_Your instructions:_ Below are records. Find each line in them that holds the word "passages" and copy it.

** Data follows **

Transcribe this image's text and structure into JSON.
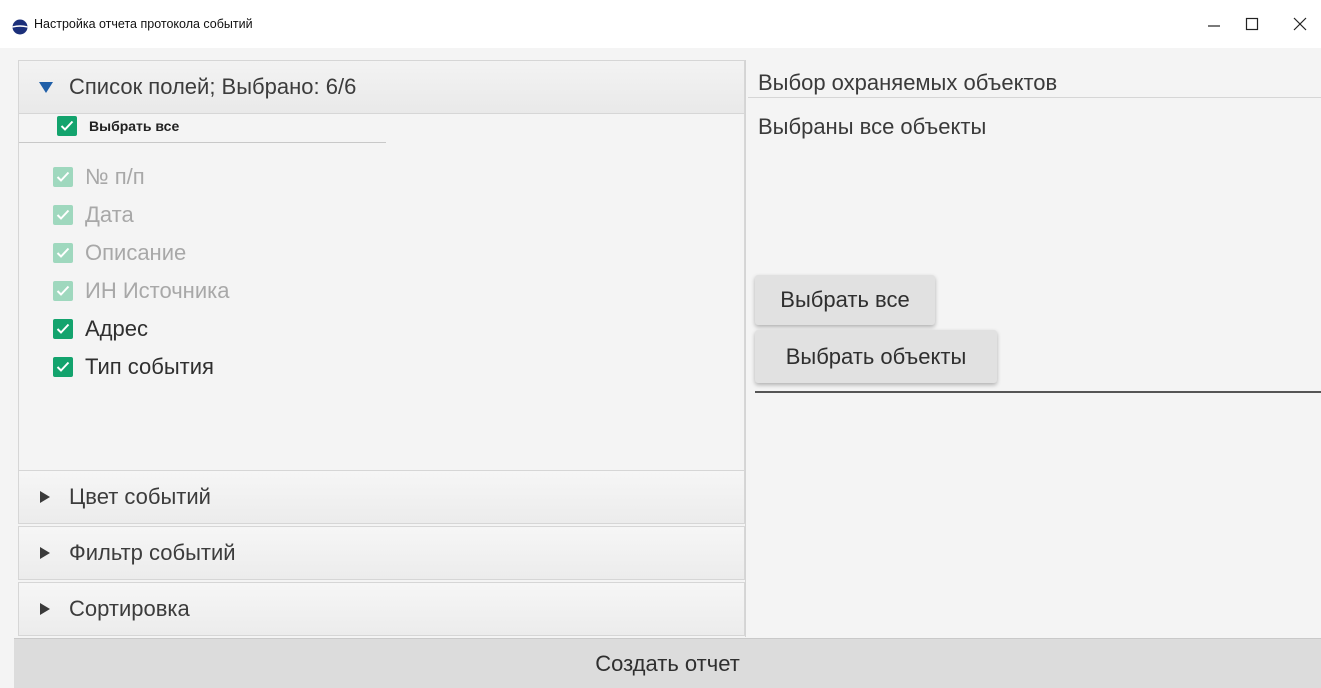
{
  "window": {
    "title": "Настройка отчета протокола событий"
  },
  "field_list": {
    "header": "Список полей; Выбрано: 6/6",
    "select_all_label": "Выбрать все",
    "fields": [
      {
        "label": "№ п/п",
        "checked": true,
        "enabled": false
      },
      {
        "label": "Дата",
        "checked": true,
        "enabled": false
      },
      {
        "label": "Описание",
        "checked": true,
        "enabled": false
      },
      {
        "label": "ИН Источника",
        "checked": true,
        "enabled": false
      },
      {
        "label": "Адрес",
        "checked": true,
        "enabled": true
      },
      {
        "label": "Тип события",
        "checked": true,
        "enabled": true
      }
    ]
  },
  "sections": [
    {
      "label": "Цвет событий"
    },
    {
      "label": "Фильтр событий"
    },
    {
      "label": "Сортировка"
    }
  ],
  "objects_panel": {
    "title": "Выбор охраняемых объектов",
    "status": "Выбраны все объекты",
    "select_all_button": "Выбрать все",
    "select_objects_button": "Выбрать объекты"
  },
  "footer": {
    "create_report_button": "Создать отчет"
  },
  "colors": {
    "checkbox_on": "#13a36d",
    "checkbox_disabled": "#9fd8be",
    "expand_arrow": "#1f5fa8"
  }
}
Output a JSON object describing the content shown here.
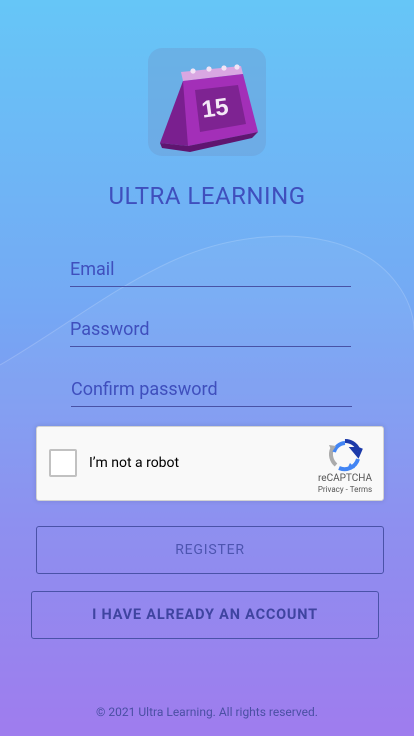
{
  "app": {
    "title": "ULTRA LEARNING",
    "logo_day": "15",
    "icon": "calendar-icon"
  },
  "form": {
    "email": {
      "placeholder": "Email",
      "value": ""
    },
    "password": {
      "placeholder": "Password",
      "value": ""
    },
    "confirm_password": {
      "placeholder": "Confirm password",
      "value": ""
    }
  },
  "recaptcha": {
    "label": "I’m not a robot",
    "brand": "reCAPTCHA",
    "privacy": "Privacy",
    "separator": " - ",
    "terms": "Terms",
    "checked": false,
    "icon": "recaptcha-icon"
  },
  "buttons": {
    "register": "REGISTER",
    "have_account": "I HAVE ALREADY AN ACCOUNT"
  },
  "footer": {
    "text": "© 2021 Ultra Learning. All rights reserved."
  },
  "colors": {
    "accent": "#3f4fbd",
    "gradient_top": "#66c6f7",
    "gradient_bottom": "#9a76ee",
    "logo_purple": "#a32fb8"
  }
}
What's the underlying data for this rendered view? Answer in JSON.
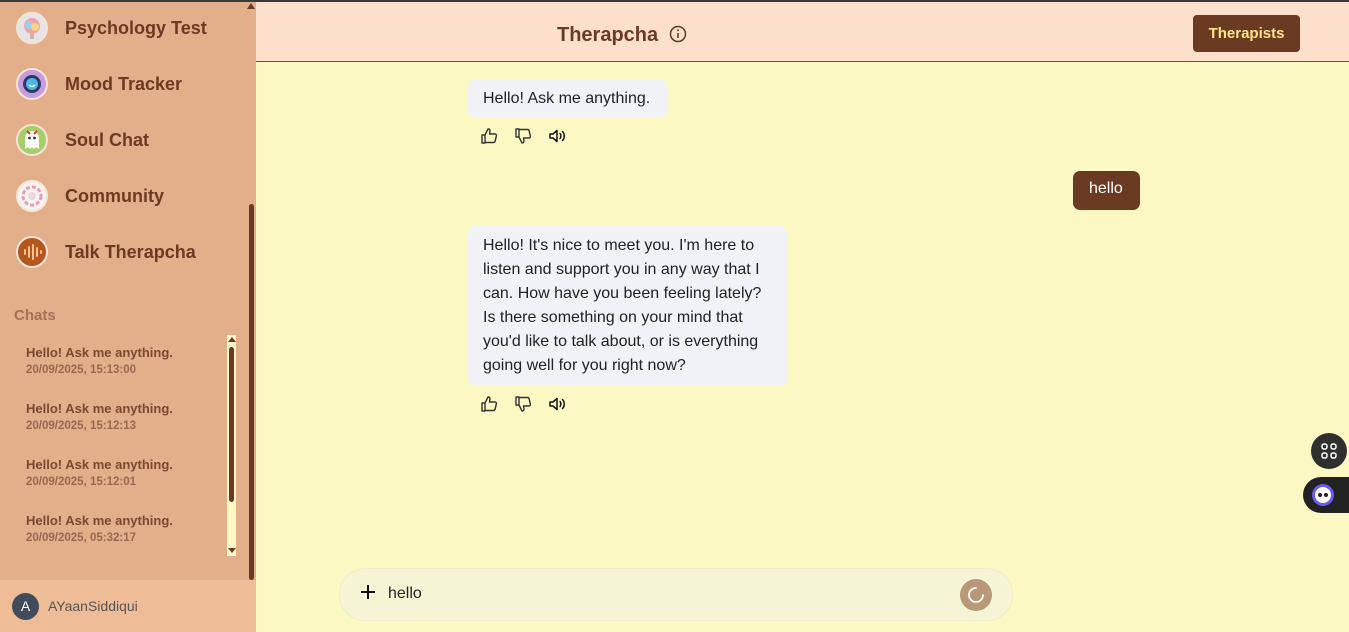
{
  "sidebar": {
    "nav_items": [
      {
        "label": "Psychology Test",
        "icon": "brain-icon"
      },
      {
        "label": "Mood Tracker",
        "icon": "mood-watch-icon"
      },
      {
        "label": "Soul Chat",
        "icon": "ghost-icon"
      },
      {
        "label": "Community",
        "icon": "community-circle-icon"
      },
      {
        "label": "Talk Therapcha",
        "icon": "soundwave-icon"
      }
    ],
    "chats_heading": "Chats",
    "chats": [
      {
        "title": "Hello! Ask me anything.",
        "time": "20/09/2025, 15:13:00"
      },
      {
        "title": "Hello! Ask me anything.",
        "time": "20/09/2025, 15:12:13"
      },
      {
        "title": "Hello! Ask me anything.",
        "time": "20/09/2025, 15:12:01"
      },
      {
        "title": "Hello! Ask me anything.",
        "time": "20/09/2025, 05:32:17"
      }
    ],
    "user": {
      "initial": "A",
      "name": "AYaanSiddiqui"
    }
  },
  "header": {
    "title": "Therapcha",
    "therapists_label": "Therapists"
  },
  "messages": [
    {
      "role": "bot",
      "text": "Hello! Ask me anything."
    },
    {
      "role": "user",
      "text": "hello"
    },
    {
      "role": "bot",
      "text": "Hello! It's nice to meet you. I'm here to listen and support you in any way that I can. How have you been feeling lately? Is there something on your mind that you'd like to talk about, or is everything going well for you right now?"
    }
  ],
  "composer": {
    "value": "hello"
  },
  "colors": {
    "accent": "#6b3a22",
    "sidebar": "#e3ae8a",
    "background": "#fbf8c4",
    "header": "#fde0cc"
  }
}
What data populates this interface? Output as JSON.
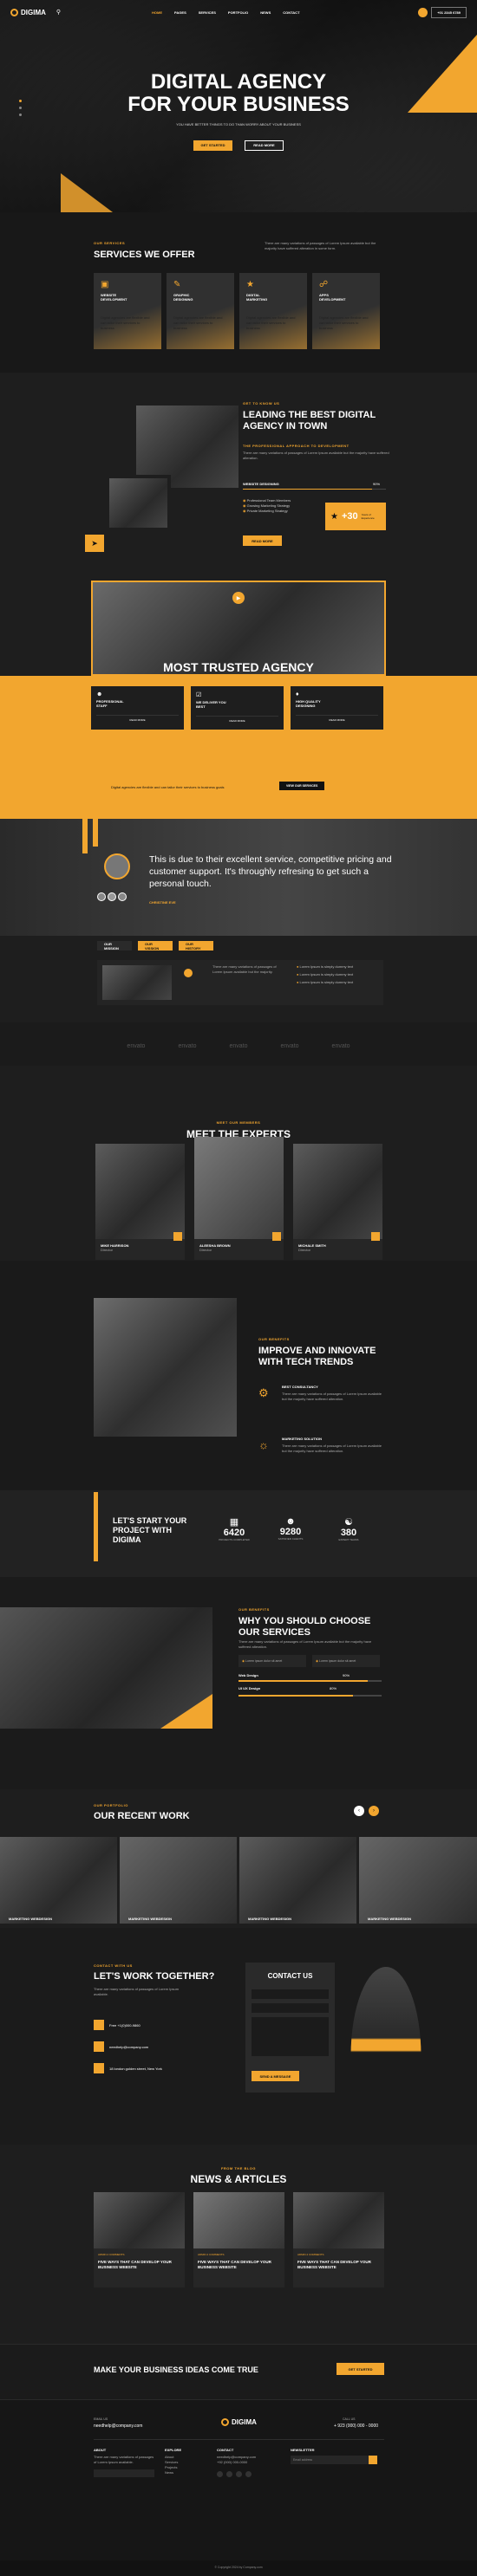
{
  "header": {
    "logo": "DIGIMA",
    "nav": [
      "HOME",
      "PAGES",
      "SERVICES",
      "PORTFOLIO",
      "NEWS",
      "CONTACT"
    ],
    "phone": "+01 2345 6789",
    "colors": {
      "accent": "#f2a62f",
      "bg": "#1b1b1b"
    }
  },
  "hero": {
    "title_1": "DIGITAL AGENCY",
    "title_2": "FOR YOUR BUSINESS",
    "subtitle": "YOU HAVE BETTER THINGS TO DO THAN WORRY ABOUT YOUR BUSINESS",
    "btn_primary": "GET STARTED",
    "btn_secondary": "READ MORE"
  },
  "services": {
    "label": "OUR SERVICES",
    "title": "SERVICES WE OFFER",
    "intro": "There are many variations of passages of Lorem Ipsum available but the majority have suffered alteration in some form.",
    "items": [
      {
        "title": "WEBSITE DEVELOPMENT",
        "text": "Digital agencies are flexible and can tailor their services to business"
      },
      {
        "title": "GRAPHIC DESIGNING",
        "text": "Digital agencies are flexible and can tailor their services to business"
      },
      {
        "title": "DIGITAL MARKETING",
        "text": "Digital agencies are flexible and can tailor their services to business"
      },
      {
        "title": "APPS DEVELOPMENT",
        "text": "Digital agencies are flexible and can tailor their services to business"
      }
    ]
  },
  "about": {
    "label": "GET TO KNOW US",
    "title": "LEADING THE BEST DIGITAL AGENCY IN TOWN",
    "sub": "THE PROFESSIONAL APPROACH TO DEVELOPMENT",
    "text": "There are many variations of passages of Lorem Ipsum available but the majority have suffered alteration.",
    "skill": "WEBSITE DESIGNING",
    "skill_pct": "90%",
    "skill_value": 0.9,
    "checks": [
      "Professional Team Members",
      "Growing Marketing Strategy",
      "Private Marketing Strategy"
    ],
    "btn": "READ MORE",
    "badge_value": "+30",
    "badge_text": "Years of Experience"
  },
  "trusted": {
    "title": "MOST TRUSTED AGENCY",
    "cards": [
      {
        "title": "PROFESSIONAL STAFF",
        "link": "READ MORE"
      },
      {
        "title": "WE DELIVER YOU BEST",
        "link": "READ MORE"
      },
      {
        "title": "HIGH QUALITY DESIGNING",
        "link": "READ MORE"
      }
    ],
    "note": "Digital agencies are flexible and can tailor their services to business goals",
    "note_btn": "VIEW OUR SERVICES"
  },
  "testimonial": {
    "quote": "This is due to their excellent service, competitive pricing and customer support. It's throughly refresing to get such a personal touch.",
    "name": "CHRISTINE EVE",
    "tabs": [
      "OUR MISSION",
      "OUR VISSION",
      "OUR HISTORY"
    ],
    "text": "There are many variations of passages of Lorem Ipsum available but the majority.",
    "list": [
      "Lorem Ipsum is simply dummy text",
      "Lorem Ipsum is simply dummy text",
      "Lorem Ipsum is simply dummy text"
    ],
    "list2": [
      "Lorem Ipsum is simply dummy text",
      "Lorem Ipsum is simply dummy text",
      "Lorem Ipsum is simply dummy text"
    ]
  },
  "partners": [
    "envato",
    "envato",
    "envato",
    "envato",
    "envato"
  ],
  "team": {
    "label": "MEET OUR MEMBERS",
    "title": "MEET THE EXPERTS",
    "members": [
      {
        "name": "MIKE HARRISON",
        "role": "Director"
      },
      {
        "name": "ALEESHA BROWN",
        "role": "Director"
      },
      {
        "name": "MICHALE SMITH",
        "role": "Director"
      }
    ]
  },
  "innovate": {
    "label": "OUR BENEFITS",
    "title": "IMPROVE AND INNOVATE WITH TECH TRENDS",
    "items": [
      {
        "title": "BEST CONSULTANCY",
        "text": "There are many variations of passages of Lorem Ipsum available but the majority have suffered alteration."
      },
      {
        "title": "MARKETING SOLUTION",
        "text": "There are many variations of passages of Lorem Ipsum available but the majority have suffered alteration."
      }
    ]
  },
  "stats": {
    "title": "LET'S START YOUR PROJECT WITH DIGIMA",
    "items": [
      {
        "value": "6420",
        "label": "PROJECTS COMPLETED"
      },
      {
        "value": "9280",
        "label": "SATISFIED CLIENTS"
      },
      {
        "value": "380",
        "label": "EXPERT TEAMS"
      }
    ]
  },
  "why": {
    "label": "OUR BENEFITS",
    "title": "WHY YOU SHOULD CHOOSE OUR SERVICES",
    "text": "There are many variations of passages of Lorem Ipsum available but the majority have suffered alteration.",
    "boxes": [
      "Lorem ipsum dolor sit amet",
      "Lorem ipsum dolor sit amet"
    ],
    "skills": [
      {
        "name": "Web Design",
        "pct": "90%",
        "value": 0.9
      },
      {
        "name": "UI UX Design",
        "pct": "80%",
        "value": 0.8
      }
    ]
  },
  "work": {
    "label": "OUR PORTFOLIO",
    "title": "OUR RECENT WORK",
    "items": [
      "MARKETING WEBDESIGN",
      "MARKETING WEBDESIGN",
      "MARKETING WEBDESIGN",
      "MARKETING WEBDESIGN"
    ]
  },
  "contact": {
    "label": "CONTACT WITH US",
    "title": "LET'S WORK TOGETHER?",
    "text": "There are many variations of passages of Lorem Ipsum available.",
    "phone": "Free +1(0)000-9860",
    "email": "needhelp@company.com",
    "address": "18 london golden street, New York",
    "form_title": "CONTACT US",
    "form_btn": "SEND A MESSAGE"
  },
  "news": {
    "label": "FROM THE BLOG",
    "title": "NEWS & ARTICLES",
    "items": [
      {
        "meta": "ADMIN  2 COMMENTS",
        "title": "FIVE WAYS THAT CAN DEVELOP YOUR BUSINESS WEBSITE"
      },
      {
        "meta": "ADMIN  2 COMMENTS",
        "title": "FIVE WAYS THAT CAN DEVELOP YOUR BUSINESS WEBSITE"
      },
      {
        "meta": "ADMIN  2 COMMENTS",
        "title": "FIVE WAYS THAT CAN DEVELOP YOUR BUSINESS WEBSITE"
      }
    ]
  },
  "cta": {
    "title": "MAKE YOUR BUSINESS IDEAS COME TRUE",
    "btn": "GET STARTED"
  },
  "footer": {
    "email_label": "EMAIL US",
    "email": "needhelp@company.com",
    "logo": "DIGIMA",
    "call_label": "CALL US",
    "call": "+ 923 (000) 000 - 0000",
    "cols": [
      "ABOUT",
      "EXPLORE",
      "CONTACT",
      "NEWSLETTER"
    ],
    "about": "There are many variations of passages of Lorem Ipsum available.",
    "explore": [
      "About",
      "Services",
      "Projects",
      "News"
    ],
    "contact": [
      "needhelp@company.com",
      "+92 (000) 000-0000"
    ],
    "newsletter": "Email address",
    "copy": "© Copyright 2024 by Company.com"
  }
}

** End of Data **

_Output below:_
    "intro": "There are many variations of passages of Lorem Ipsum available but the majority have suffered alteration in some form.",
    "text": "There are many variations of passages of Lorem Ipsum available but the majority have suffered alteration.",
    "text": "There are many variations of passages of Lorem Ipsum available but the majority.",
        "text": "There are many variations of passages of Lorem Ipsum available but the majority have suffered alteration."
        "text": "There are many variations of passages of Lorem Ipsum available but the majority have suffered alteration."
    "text": "There are many variations of passages of Lorem Ipsum available but the majority have suffered alteration.",
    "text": "There are many variations of passages of Lorem Ipsum available.",
    "about": "There are many variations of passages of Lorem Ipsum available.",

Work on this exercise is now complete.